**The task**
Pictures in the records are to be excluded from an otherwise exact copy.
=======
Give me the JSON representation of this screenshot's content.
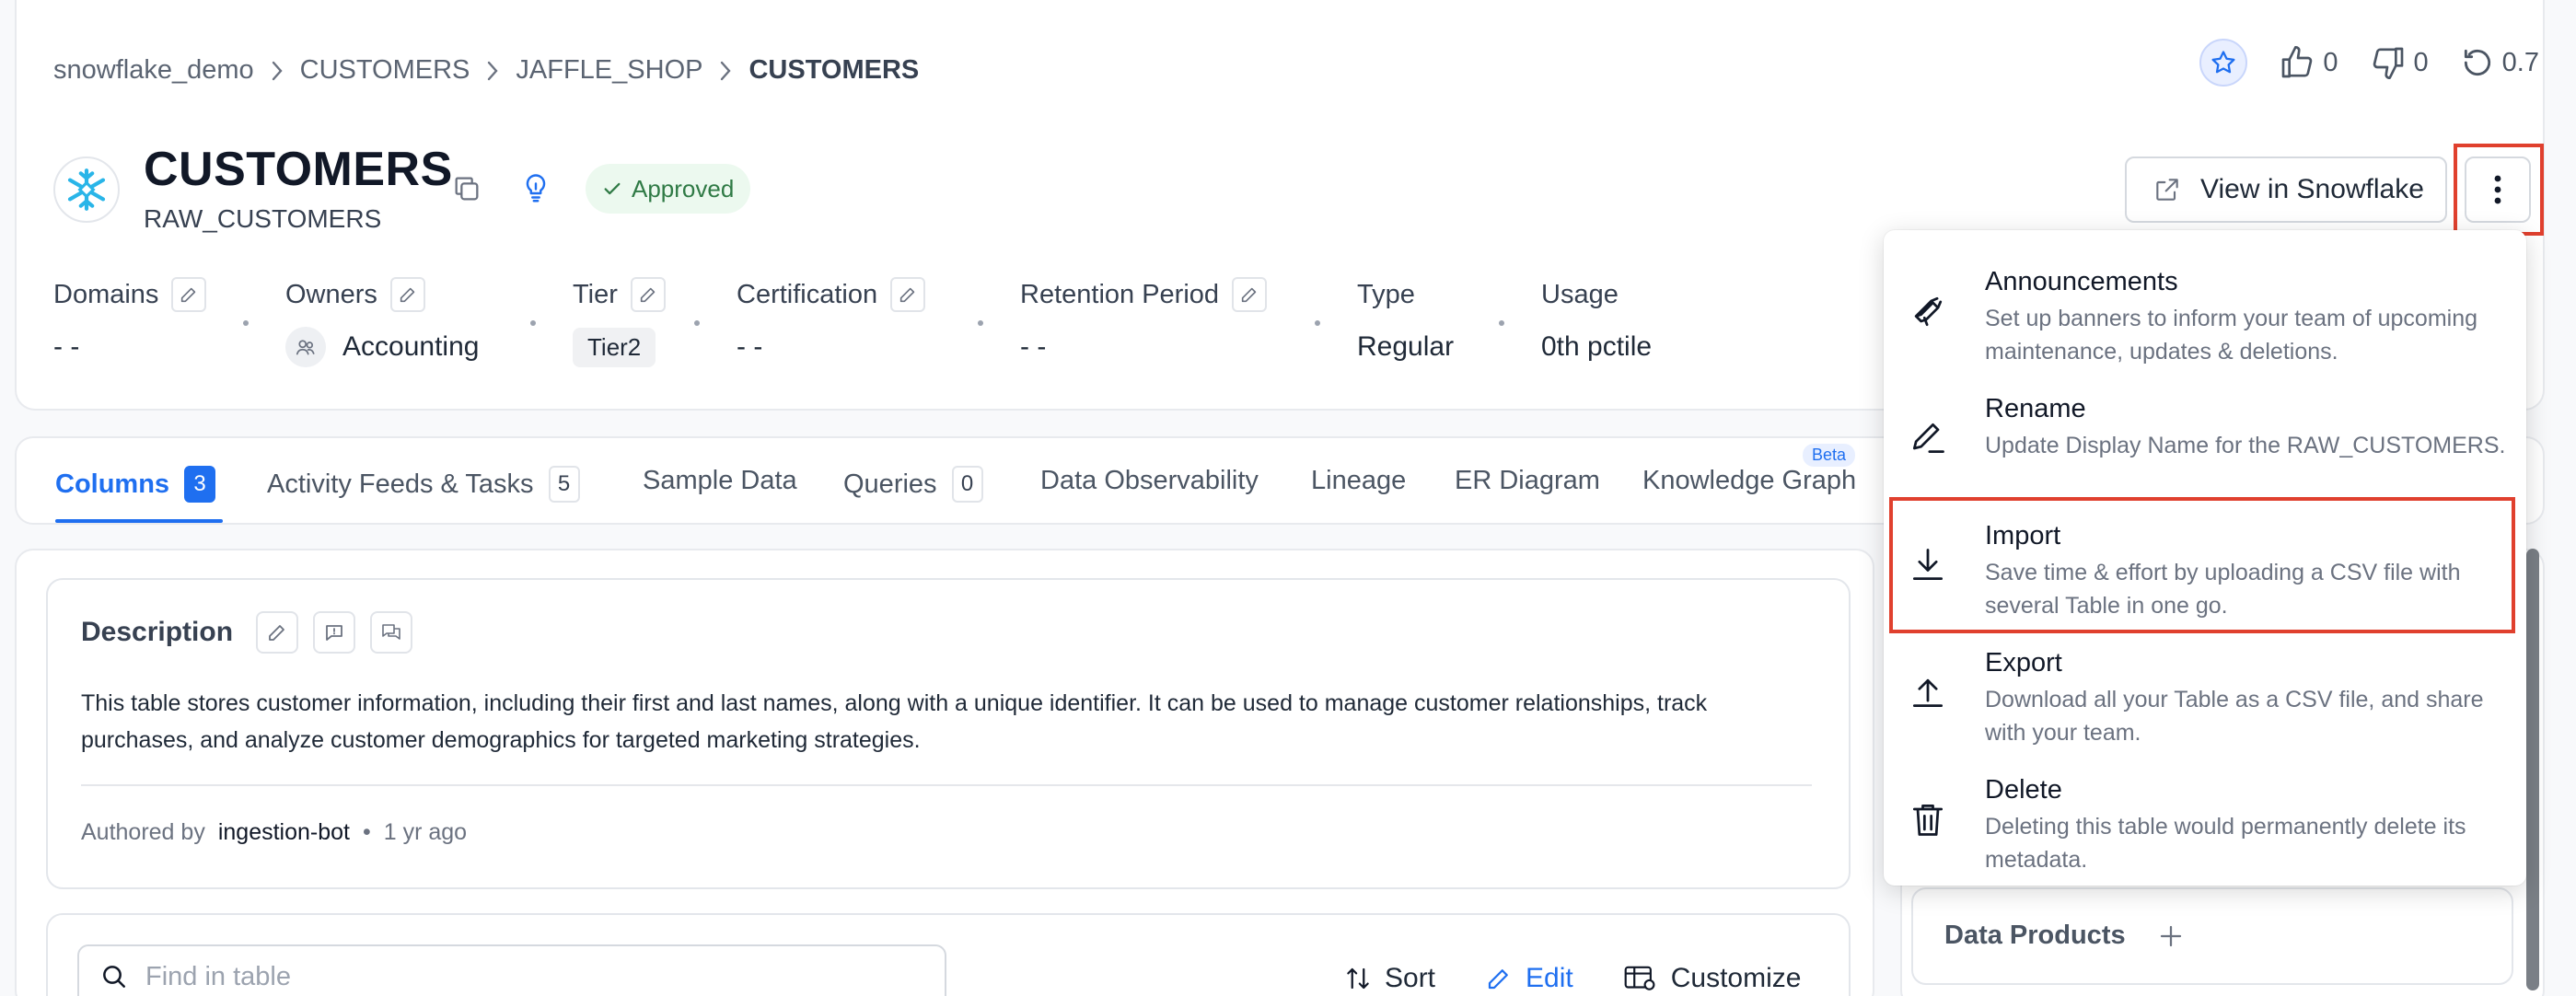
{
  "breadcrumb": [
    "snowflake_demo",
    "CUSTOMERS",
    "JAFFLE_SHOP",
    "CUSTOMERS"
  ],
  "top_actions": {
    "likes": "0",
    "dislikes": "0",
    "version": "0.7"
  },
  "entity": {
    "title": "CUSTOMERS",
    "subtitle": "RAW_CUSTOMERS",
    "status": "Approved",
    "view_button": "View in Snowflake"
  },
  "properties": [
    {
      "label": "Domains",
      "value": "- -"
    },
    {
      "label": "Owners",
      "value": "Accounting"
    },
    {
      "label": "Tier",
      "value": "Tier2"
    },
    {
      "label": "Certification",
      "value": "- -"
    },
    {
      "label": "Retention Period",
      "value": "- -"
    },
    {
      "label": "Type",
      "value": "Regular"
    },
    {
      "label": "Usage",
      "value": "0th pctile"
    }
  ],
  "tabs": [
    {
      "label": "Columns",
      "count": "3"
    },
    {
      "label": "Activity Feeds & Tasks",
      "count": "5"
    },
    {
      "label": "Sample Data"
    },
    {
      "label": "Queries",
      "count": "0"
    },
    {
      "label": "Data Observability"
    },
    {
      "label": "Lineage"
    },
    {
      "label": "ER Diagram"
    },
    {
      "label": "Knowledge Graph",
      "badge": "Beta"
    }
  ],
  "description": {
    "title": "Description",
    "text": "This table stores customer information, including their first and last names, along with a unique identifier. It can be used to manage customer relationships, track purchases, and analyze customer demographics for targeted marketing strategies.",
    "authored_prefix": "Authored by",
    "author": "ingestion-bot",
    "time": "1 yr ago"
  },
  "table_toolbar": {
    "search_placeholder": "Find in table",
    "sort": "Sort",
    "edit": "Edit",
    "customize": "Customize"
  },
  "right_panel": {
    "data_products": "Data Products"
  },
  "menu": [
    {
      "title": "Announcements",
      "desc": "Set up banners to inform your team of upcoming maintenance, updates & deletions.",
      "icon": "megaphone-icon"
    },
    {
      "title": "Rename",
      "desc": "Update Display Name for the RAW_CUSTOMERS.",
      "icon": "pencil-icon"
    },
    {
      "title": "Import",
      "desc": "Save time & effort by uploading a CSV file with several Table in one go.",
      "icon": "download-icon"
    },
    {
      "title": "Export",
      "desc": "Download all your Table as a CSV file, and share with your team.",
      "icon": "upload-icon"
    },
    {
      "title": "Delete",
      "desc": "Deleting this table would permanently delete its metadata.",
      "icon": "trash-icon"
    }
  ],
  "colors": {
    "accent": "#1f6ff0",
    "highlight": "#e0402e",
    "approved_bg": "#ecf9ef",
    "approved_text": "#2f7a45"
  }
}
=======
**Response box**
Give me the JSON representation of this screenshot's content.
{
  "breadcrumb": [
    "snowflake_demo",
    "CUSTOMERS",
    "JAFFLE_SHOP",
    "CUSTOMERS"
  ],
  "top_actions": {
    "likes": "0",
    "dislikes": "0",
    "version": "0.7"
  },
  "entity": {
    "title": "CUSTOMERS",
    "subtitle": "RAW_CUSTOMERS",
    "status": "Approved",
    "view_button": "View in Snowflake"
  },
  "properties": [
    {
      "label": "Domains",
      "value": "- -"
    },
    {
      "label": "Owners",
      "value": "Accounting"
    },
    {
      "label": "Tier",
      "value": "Tier2"
    },
    {
      "label": "Certification",
      "value": "- -"
    },
    {
      "label": "Retention Period",
      "value": "- -"
    },
    {
      "label": "Type",
      "value": "Regular"
    },
    {
      "label": "Usage",
      "value": "0th pctile"
    }
  ],
  "tabs": [
    {
      "label": "Columns",
      "count": "3"
    },
    {
      "label": "Activity Feeds & Tasks",
      "count": "5"
    },
    {
      "label": "Sample Data"
    },
    {
      "label": "Queries",
      "count": "0"
    },
    {
      "label": "Data Observability"
    },
    {
      "label": "Lineage"
    },
    {
      "label": "ER Diagram"
    },
    {
      "label": "Knowledge Graph",
      "badge": "Beta"
    }
  ],
  "description": {
    "title": "Description",
    "text": "This table stores customer information, including their first and last names, along with a unique identifier. It can be used to manage customer relationships, track purchases, and analyze customer demographics for targeted marketing strategies.",
    "authored_prefix": "Authored by",
    "author": "ingestion-bot",
    "time": "1 yr ago"
  },
  "table_toolbar": {
    "search_placeholder": "Find in table",
    "sort": "Sort",
    "edit": "Edit",
    "customize": "Customize"
  },
  "right_panel": {
    "data_products": "Data Products"
  },
  "menu": [
    {
      "title": "Announcements",
      "desc": "Set up banners to inform your team of upcoming maintenance, updates & deletions.",
      "icon": "megaphone-icon"
    },
    {
      "title": "Rename",
      "desc": "Update Display Name for the RAW_CUSTOMERS.",
      "icon": "pencil-icon"
    },
    {
      "title": "Import",
      "desc": "Save time & effort by uploading a CSV file with several Table in one go.",
      "icon": "download-icon"
    },
    {
      "title": "Export",
      "desc": "Download all your Table as a CSV file, and share with your team.",
      "icon": "upload-icon"
    },
    {
      "title": "Delete",
      "desc": "Deleting this table would permanently delete its metadata.",
      "icon": "trash-icon"
    }
  ],
  "colors": {
    "accent": "#1f6ff0",
    "highlight": "#e0402e",
    "approved_bg": "#ecf9ef",
    "approved_text": "#2f7a45"
  }
}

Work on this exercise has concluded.